Interface dataset entries:

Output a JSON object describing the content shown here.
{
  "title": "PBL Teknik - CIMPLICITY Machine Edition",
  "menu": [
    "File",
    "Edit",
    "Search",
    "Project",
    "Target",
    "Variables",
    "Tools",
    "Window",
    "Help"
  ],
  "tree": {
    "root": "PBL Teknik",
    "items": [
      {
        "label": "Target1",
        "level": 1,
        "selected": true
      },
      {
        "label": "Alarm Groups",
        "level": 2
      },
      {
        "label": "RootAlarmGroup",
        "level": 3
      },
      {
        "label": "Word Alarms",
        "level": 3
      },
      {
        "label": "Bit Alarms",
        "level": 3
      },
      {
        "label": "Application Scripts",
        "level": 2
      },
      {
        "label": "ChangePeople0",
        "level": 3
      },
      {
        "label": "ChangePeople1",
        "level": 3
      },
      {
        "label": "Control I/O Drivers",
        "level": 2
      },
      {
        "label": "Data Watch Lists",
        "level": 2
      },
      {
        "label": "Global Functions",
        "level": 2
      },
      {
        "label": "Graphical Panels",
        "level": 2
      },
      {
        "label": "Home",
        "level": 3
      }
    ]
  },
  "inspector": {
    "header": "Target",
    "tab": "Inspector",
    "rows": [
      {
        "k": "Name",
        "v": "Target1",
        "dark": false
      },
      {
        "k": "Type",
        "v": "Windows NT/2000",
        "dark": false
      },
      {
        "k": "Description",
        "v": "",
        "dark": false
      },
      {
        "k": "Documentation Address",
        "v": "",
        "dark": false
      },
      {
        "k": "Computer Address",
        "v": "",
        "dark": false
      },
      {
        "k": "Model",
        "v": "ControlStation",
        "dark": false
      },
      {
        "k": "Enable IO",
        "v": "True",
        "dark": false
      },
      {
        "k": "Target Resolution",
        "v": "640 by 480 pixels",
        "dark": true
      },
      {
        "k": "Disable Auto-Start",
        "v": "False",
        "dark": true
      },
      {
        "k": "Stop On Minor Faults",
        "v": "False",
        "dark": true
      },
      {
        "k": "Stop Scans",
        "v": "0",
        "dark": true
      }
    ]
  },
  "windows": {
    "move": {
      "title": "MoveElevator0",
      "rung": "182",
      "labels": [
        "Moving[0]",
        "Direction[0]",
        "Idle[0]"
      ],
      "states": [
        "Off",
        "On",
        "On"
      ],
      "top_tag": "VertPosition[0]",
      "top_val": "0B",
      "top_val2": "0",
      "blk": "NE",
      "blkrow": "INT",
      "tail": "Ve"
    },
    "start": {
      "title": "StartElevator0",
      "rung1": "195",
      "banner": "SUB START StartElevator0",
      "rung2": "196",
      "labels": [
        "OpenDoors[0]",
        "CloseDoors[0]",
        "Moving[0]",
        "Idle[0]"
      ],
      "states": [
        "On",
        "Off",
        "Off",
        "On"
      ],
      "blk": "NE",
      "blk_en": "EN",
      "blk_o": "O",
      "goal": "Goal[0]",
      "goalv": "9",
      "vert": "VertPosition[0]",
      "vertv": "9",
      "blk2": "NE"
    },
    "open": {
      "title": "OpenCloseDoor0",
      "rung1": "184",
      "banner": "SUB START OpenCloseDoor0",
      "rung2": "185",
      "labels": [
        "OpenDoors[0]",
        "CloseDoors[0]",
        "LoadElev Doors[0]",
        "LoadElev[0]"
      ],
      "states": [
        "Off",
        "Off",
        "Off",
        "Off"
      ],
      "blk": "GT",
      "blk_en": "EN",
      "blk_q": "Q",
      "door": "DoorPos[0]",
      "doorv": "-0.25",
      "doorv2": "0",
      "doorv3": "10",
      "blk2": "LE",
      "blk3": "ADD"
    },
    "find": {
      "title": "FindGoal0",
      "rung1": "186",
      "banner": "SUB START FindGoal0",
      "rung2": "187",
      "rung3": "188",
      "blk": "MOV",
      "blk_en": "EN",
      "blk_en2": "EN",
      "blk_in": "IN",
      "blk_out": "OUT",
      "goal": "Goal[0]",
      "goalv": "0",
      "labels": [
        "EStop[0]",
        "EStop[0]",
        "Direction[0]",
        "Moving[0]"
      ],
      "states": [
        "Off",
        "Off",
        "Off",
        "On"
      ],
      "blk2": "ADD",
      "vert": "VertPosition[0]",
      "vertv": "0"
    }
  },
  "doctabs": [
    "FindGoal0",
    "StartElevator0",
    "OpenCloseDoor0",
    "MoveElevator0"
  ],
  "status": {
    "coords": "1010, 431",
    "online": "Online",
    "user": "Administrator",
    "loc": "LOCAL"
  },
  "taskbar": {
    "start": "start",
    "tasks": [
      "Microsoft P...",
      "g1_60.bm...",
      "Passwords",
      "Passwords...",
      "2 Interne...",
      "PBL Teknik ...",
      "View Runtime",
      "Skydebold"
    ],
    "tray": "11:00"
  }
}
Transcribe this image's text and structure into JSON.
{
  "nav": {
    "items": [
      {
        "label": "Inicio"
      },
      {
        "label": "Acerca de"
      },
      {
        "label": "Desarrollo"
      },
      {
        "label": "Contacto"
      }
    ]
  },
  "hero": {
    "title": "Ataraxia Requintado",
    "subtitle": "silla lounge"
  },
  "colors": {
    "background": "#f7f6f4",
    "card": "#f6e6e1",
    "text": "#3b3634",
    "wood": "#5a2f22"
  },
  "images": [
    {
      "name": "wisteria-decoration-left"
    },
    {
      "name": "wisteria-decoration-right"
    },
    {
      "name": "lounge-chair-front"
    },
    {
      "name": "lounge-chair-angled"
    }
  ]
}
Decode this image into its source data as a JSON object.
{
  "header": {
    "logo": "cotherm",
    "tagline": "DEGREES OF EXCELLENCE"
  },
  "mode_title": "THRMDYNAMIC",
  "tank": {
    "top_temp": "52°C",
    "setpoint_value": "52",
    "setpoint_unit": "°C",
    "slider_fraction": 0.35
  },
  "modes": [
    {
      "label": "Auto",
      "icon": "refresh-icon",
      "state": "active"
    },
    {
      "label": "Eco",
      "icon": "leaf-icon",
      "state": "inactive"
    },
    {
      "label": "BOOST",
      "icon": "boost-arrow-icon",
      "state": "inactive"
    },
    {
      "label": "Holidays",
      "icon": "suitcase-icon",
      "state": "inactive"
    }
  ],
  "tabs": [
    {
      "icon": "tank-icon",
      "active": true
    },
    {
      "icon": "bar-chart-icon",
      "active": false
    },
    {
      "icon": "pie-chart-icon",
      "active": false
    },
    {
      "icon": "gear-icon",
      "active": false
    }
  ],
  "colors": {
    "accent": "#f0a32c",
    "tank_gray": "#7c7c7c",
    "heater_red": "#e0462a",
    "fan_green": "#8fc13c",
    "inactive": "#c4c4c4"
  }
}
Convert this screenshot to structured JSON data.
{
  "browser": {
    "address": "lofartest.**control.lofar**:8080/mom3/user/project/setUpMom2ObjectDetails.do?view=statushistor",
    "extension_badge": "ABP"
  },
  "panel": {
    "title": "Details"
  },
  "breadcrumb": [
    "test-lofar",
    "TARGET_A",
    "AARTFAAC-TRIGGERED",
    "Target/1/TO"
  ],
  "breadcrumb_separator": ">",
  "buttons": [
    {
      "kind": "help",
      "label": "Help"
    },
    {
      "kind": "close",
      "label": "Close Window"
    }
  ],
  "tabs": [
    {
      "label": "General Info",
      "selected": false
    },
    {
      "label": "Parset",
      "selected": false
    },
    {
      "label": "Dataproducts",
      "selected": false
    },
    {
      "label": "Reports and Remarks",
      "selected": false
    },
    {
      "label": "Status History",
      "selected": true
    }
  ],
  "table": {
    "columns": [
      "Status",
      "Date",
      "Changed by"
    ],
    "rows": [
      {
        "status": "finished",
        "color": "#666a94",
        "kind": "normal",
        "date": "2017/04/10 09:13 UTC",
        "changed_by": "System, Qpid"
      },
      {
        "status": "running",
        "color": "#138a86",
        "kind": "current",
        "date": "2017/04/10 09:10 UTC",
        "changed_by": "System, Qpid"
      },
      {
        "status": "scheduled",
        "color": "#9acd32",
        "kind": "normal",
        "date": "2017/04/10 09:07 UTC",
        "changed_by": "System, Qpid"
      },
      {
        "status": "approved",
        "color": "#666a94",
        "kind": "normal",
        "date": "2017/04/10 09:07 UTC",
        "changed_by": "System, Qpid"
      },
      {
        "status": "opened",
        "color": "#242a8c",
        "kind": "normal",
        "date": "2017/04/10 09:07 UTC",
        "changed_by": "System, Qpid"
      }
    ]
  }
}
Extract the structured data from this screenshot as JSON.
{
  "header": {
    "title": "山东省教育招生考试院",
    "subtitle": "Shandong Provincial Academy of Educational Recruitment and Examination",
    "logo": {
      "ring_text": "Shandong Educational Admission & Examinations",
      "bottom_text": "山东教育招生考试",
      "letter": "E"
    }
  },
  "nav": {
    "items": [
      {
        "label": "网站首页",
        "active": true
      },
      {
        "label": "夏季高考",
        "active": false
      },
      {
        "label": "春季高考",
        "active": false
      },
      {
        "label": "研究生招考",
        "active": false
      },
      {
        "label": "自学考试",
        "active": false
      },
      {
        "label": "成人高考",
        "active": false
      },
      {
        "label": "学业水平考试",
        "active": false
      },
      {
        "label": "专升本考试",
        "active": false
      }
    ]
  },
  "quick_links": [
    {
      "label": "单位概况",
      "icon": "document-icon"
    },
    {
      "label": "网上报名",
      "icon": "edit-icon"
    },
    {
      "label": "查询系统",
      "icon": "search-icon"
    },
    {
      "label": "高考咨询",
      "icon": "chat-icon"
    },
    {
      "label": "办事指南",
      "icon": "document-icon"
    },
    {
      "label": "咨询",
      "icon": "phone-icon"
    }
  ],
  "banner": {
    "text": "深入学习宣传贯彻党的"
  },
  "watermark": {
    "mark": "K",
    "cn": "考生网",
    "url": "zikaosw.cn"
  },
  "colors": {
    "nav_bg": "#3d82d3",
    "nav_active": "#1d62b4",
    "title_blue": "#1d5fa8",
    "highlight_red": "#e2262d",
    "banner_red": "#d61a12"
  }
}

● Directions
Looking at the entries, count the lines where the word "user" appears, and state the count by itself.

● Solved problem
2